## WORK INSTRUCTIONS
Each entry below needs to be copied exactly, with nothing dropped.

## DATA EXCERPTS
/---

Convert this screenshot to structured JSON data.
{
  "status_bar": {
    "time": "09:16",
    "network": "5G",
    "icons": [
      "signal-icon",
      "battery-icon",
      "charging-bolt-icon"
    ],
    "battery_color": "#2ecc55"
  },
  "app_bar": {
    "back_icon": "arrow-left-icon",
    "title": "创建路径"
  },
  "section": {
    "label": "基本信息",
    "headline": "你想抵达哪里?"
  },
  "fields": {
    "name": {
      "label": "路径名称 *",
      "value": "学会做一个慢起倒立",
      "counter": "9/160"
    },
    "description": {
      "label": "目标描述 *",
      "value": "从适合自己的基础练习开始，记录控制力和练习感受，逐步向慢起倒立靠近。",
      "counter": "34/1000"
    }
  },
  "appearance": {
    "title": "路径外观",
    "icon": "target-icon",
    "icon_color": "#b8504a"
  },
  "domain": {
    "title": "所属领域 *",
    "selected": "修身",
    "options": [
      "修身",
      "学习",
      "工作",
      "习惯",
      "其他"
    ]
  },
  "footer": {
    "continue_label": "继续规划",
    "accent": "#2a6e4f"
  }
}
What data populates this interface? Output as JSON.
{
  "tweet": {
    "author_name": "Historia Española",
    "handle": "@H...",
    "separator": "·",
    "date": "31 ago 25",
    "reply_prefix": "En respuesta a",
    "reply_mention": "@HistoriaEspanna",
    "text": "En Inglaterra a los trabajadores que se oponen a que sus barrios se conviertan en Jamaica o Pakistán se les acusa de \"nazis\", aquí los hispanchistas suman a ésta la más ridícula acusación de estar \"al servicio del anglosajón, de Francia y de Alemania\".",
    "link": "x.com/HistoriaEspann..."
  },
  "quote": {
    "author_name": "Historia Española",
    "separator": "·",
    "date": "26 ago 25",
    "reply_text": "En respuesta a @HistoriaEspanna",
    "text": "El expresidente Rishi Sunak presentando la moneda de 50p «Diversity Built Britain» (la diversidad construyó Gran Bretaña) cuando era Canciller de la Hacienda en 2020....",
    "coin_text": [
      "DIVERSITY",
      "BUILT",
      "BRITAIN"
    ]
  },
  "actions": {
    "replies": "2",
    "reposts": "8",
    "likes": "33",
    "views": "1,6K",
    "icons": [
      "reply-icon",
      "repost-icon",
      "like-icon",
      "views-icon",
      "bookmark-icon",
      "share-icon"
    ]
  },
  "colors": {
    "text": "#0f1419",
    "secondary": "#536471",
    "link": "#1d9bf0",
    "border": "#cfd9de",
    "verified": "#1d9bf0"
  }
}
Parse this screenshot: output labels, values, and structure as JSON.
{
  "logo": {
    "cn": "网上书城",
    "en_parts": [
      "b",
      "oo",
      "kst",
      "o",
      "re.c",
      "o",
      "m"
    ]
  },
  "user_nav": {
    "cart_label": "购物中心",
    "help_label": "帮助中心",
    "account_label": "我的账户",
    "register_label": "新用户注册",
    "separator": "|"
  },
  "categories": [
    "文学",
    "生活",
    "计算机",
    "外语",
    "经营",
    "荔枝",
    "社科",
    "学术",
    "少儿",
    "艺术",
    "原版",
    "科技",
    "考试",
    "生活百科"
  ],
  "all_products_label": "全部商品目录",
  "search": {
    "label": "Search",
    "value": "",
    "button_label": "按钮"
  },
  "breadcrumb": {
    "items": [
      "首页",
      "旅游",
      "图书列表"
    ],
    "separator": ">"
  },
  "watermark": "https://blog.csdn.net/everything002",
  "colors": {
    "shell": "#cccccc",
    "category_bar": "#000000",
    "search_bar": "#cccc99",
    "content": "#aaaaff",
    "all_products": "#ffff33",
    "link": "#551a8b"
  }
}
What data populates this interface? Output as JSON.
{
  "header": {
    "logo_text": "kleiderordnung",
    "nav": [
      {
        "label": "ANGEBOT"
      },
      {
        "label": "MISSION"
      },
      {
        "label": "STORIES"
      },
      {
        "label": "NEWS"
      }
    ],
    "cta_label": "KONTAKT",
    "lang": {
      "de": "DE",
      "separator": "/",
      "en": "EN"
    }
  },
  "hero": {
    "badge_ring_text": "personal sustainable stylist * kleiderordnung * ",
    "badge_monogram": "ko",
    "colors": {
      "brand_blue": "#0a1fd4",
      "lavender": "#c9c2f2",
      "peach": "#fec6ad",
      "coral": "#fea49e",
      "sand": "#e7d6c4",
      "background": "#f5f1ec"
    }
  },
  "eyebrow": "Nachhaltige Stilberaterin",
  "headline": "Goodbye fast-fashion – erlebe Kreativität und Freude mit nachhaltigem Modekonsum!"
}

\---

## EXPECTED ANSWER
Convert this screenshot to structured JSON data.
{
  "status_bar": {
    "time": "09:16",
    "network": "5G",
    "icons": [
      "signal-icon",
      "battery-icon",
      "charging-bolt-icon"
    ],
    "battery_color": "#2ecc55"
  },
  "app_bar": {
    "back_icon": "arrow-left-icon",
    "title": "创建路径"
  },
  "section": {
    "label": "基本信息",
    "headline": "你想抵达哪里?"
  },
  "fields": {
    "name": {
      "label": "路径名称 *",
      "value": "学会做一个慢起倒立",
      "counter": "9/160"
    },
    "description": {
      "label": "目标描述 *",
      "value": "从适合自己的基础练习开始，记录控制力和练习感受，逐步向慢起倒立靠近。",
      "counter": "34/1000"
    }
  },
  "appearance": {
    "title": "路径外观",
    "icon": "target-icon",
    "icon_color": "#b8504a"
  },
  "domain": {
    "title": "所属领域 *",
    "selected": "修身",
    "options": [
      "修身",
      "学习",
      "工作",
      "习惯",
      "其他"
    ]
  },
  "footer": {
    "continue_label": "继续规划",
    "accent": "#2a6e4f"
  }
}
What data populates this interface? Output as JSON.
{
  "tweet": {
    "author_name": "Historia Española",
    "handle": "@H...",
    "separator": "·",
    "date": "31 ago 25",
    "reply_prefix": "En respuesta a",
    "reply_mention": "@HistoriaEspanna",
    "text": "En Inglaterra a los trabajadores que se oponen a que sus barrios se conviertan en Jamaica o Pakistán se les acusa de \"nazis\", aquí los hispanchistas suman a ésta la más ridícula acusación de estar \"al servicio del anglosajón, de Francia y de Alemania\".",
    "link": "x.com/HistoriaEspann..."
  },
  "quote": {
    "author_name": "Historia Española",
    "separator": "·",
    "date": "26 ago 25",
    "reply_text": "En respuesta a @HistoriaEspanna",
    "text": "El expresidente Rishi Sunak presentando la moneda de 50p «Diversity Built Britain» (la diversidad construyó Gran Bretaña) cuando era Canciller de la Hacienda en 2020....",
    "coin_text": [
      "DIVERSITY",
      "BUILT",
      "BRITAIN"
    ]
  },
  "actions": {
    "replies": "2",
    "reposts": "8",
    "likes": "33",
    "views": "1,6K",
    "icons": [
      "reply-icon",
      "repost-icon",
      "like-icon",
      "views-icon",
      "bookmark-icon",
      "share-icon"
    ]
  },
  "colors": {
    "text": "#0f1419",
    "secondary": "#536471",
    "link": "#1d9bf0",
    "border": "#cfd9de",
    "verified": "#1d9bf0"
  }
}
Parse this screenshot: output labels, values, and structure as JSON.
{
  "logo": {
    "cn": "网上书城",
    "en_parts": [
      "b",
      "oo",
      "kst",
      "o",
      "re.c",
      "o",
      "m"
    ]
  },
  "user_nav": {
    "cart_label": "购物中心",
    "help_label": "帮助中心",
    "account_label": "我的账户",
    "register_label": "新用户注册",
    "separator": "|"
  },
  "categories": [
    "文学",
    "生活",
    "计算机",
    "外语",
    "经营",
    "荔枝",
    "社科",
    "学术",
    "少儿",
    "艺术",
    "原版",
    "科技",
    "考试",
    "生活百科"
  ],
  "all_products_label": "全部商品目录",
  "search": {
    "label": "Search",
    "value": "",
    "button_label": "按钮"
  },
  "breadcrumb": {
    "items": [
      "首页",
      "旅游",
      "图书列表"
    ],
    "separator": ">"
  },
  "watermark": "https://blog.csdn.net/everything002",
  "colors": {
    "shell": "#cccccc",
    "category_bar": "#000000",
    "search_bar": "#cccc99",
    "content": "#aaaaff",
    "all_products": "#ffff33",
    "link": "#551a8b"
  }
}
What data populates this interface? Output as JSON.
{
  "header": {
    "logo_text": "kleiderordnung",
    "nav": [
      {
        "label": "ANGEBOT"
      },
      {
        "label": "MISSION"
      },
      {
        "label": "STORIES"
      },
      {
        "label": "NEWS"
      }
    ],
    "cta_label": "KONTAKT",
    "lang": {
      "de": "DE",
      "separator": "/",
      "en": "EN"
    }
  },
  "hero": {
    "badge_ring_text": "personal sustainable stylist * kleiderordnung * ",
    "badge_monogram": "ko",
    "colors": {
      "brand_blue": "#0a1fd4",
      "lavender": "#c9c2f2",
      "peach": "#fec6ad",
      "coral": "#fea49e",
      "sand": "#e7d6c4",
      "background": "#f5f1ec"
    }
  },
  "eyebrow": "Nachhaltige Stilberaterin",
  "headline": "Goodbye fast-fashion – erlebe Kreativität und Freude mit nachhaltigem Modekonsum!"
}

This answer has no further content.